How to complete this task: Exactly as they stand, set down all of the records again.

Provided data:
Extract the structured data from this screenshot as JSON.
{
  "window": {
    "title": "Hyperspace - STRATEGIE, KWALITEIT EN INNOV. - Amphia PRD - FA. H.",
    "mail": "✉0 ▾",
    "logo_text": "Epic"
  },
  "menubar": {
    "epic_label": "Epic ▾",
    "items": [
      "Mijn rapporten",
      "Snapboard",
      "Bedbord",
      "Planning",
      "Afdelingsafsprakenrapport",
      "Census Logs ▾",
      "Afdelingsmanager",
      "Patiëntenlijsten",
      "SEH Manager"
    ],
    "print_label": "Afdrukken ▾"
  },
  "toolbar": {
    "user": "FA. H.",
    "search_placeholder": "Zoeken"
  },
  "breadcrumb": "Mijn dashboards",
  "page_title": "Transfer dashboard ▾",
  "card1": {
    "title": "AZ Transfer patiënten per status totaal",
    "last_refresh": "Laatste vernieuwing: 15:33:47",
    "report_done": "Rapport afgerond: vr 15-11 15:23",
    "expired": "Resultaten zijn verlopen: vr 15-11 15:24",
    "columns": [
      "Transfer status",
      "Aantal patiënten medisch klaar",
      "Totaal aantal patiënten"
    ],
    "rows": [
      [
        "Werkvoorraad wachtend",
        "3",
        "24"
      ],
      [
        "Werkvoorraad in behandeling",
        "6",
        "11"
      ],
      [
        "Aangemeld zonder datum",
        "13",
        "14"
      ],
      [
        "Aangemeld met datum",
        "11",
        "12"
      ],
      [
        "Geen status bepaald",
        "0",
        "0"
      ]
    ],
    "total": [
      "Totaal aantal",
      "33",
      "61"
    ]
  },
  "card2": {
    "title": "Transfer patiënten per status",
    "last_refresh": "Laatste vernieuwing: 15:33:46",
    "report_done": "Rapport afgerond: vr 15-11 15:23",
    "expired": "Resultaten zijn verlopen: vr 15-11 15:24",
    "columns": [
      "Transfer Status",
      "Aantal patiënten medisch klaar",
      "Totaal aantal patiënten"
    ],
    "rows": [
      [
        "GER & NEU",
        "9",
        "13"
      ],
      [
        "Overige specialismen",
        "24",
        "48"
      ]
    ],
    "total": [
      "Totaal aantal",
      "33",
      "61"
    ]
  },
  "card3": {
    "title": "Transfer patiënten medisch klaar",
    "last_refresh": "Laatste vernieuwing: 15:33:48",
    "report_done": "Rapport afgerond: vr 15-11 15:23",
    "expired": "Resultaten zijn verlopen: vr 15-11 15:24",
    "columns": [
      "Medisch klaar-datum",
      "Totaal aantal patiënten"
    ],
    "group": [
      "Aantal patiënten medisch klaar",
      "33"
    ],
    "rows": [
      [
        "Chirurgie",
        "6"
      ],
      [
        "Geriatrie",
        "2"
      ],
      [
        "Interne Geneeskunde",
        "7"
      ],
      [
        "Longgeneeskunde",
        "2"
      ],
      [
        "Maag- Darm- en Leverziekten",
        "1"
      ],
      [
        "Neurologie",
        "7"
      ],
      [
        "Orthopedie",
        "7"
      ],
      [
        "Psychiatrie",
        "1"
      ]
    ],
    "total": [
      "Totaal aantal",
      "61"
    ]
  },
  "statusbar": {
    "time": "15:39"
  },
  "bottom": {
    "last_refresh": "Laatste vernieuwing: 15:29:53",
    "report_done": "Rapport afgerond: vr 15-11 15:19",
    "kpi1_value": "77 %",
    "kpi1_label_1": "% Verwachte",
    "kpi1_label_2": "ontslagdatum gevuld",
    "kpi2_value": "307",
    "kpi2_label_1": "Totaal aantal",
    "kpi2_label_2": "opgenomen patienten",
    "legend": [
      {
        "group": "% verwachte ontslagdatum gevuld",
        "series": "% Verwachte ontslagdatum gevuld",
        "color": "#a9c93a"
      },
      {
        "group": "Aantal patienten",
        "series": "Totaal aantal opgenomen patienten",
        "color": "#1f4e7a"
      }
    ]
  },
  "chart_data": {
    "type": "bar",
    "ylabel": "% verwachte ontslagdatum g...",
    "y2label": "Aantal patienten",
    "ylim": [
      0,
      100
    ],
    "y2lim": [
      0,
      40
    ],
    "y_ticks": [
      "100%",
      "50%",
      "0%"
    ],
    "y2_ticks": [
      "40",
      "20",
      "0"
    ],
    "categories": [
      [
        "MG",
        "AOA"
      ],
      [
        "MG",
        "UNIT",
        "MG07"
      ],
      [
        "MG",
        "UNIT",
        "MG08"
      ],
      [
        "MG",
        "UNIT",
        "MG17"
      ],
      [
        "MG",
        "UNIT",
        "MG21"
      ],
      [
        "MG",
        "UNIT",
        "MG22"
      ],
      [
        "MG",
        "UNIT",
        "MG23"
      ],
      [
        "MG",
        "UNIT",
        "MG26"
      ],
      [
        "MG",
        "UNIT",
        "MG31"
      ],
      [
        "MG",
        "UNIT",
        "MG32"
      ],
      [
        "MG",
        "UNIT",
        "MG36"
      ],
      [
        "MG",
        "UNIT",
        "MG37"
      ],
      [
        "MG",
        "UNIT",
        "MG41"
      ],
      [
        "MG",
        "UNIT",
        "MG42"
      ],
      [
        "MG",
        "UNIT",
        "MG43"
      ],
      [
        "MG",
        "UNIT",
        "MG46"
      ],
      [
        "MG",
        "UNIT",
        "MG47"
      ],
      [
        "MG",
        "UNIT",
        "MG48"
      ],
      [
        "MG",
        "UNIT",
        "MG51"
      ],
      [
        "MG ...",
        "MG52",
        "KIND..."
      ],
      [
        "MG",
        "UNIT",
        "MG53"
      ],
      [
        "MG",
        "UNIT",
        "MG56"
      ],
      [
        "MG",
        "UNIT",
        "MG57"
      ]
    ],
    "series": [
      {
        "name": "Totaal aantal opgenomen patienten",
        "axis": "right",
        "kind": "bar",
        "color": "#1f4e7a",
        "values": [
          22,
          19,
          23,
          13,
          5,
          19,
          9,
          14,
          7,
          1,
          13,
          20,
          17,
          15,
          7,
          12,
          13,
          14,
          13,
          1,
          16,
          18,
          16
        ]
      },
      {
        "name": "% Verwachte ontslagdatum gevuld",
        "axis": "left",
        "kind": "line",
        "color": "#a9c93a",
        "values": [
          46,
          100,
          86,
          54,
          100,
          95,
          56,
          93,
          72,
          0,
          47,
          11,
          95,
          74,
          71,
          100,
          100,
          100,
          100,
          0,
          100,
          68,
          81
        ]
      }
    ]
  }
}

Output below:
Extract the structured data from this screenshot as JSON.
{
  "window": {
    "title": "Hyperspace - STRATEGIE, KWALITEIT EN INNOV. - Amphia PRD - FA. H.",
    "mail": "✉0 ▾",
    "logo_text": "Epic"
  },
  "menubar": {
    "epic_label": "Epic ▾",
    "items": [
      "Mijn rapporten",
      "Snapboard",
      "Bedbord",
      "Planning",
      "Afdelingsafsprakenrapport",
      "Census Logs ▾",
      "Afdelingsmanager",
      "Patiëntenlijsten",
      "SEH Manager"
    ],
    "print_label": "Afdrukken ▾"
  },
  "toolbar": {
    "user": "FA. H.",
    "search_placeholder": "Zoeken"
  },
  "breadcrumb": "Mijn dashboards",
  "page_title": "Transfer dashboard ▾",
  "card1": {
    "title": "AZ Transfer patiënten per status totaal",
    "last_refresh": "Laatste vernieuwing: 15:33:47",
    "report_done": "Rapport afgerond: vr 15-11 15:23",
    "expired": "Resultaten zijn verlopen: vr 15-11 15:24",
    "columns": [
      "Transfer status",
      "Aantal patiënten medisch klaar",
      "Totaal aantal patiënten"
    ],
    "rows": [
      [
        "Werkvoorraad wachtend",
        "3",
        "24"
      ],
      [
        "Werkvoorraad in behandeling",
        "6",
        "11"
      ],
      [
        "Aangemeld zonder datum",
        "13",
        "14"
      ],
      [
        "Aangemeld met datum",
        "11",
        "12"
      ],
      [
        "Geen status bepaald",
        "0",
        "0"
      ]
    ],
    "total": [
      "Totaal aantal",
      "33",
      "61"
    ]
  },
  "card2": {
    "title": "Transfer patiënten per status",
    "last_refresh": "Laatste vernieuwing: 15:33:46",
    "report_done": "Rapport afgerond: vr 15-11 15:23",
    "expired": "Resultaten zijn verlopen: vr 15-11 15:24",
    "columns": [
      "Transfer Status",
      "Aantal patiënten medisch klaar",
      "Totaal aantal patiënten"
    ],
    "rows": [
      [
        "GER & NEU",
        "9",
        "13"
      ],
      [
        "Overige specialismen",
        "24",
        "48"
      ]
    ],
    "total": [
      "Totaal aantal",
      "33",
      "61"
    ]
  },
  "card3": {
    "title": "Transfer patiënten medisch klaar",
    "last_refresh": "Laatste vernieuwing: 15:33:48",
    "report_done": "Rapport afgerond: vr 15-11 15:23",
    "expired": "Resultaten zijn verlopen: vr 15-11 15:24",
    "columns": [
      "Medisch klaar-datum",
      "Totaal aantal patiënten"
    ],
    "group": [
      "Aantal patiënten medisch klaar",
      "33"
    ],
    "rows": [
      [
        "Chirurgie",
        "6"
      ],
      [
        "Geriatrie",
        "2"
      ],
      [
        "Interne Geneeskunde",
        "7"
      ],
      [
        "Longgeneeskunde",
        "2"
      ],
      [
        "Maag- Darm- en Leverziekten",
        "1"
      ],
      [
        "Neurologie",
        "7"
      ],
      [
        "Orthopedie",
        "7"
      ],
      [
        "Psychiatrie",
        "1"
      ]
    ],
    "total": [
      "Totaal aantal",
      "61"
    ]
  },
  "statusbar": {
    "time": "15:39"
  },
  "bottom": {
    "last_refresh": "Laatste vernieuwing: 15:29:53",
    "report_done": "Rapport afgerond: vr 15-11 15:19",
    "kpi1_value": "77 %",
    "kpi1_label_1": "% Verwachte",
    "kpi1_label_2": "ontslagdatum gevuld",
    "kpi2_value": "307",
    "kpi2_label_1": "Totaal aantal",
    "kpi2_label_2": "opgenomen patienten",
    "legend": [
      {
        "group": "% verwachte ontslagdatum gevuld",
        "series": "% Verwachte ontslagdatum gevuld",
        "color": "#a9c93a"
      },
      {
        "group": "Aantal patienten",
        "series": "Totaal aantal opgenomen patienten",
        "color": "#1f4e7a"
      }
    ]
  },
  "chart_data": {
    "type": "bar",
    "ylabel": "% verwachte ontslagdatum g...",
    "y2label": "Aantal patienten",
    "ylim": [
      0,
      100
    ],
    "y2lim": [
      0,
      40
    ],
    "y_ticks": [
      "100%",
      "50%",
      "0%"
    ],
    "y2_ticks": [
      "40",
      "20",
      "0"
    ],
    "categories": [
      [
        "MG",
        "AOA"
      ],
      [
        "MG",
        "UNIT",
        "MG07"
      ],
      [
        "MG",
        "UNIT",
        "MG08"
      ],
      [
        "MG",
        "UNIT",
        "MG17"
      ],
      [
        "MG",
        "UNIT",
        "MG21"
      ],
      [
        "MG",
        "UNIT",
        "MG22"
      ],
      [
        "MG",
        "UNIT",
        "MG23"
      ],
      [
        "MG",
        "UNIT",
        "MG26"
      ],
      [
        "MG",
        "UNIT",
        "MG31"
      ],
      [
        "MG",
        "UNIT",
        "MG32"
      ],
      [
        "MG",
        "UNIT",
        "MG36"
      ],
      [
        "MG",
        "UNIT",
        "MG37"
      ],
      [
        "MG",
        "UNIT",
        "MG41"
      ],
      [
        "MG",
        "UNIT",
        "MG42"
      ],
      [
        "MG",
        "UNIT",
        "MG43"
      ],
      [
        "MG",
        "UNIT",
        "MG46"
      ],
      [
        "MG",
        "UNIT",
        "MG47"
      ],
      [
        "MG",
        "UNIT",
        "MG48"
      ],
      [
        "MG",
        "UNIT",
        "MG51"
      ],
      [
        "MG ...",
        "MG52",
        "KIND..."
      ],
      [
        "MG",
        "UNIT",
        "MG53"
      ],
      [
        "MG",
        "UNIT",
        "MG56"
      ],
      [
        "MG",
        "UNIT",
        "MG57"
      ]
    ],
    "series": [
      {
        "name": "Totaal aantal opgenomen patienten",
        "axis": "right",
        "kind": "bar",
        "color": "#1f4e7a",
        "values": [
          22,
          19,
          23,
          13,
          5,
          19,
          9,
          14,
          7,
          1,
          13,
          20,
          17,
          15,
          7,
          12,
          13,
          14,
          13,
          1,
          16,
          18,
          16
        ]
      },
      {
        "name": "% Verwachte ontslagdatum gevuld",
        "axis": "left",
        "kind": "line",
        "color": "#a9c93a",
        "values": [
          46,
          100,
          86,
          54,
          100,
          95,
          56,
          93,
          72,
          0,
          47,
          11,
          95,
          74,
          71,
          100,
          100,
          100,
          100,
          0,
          100,
          68,
          81
        ]
      }
    ]
  }
}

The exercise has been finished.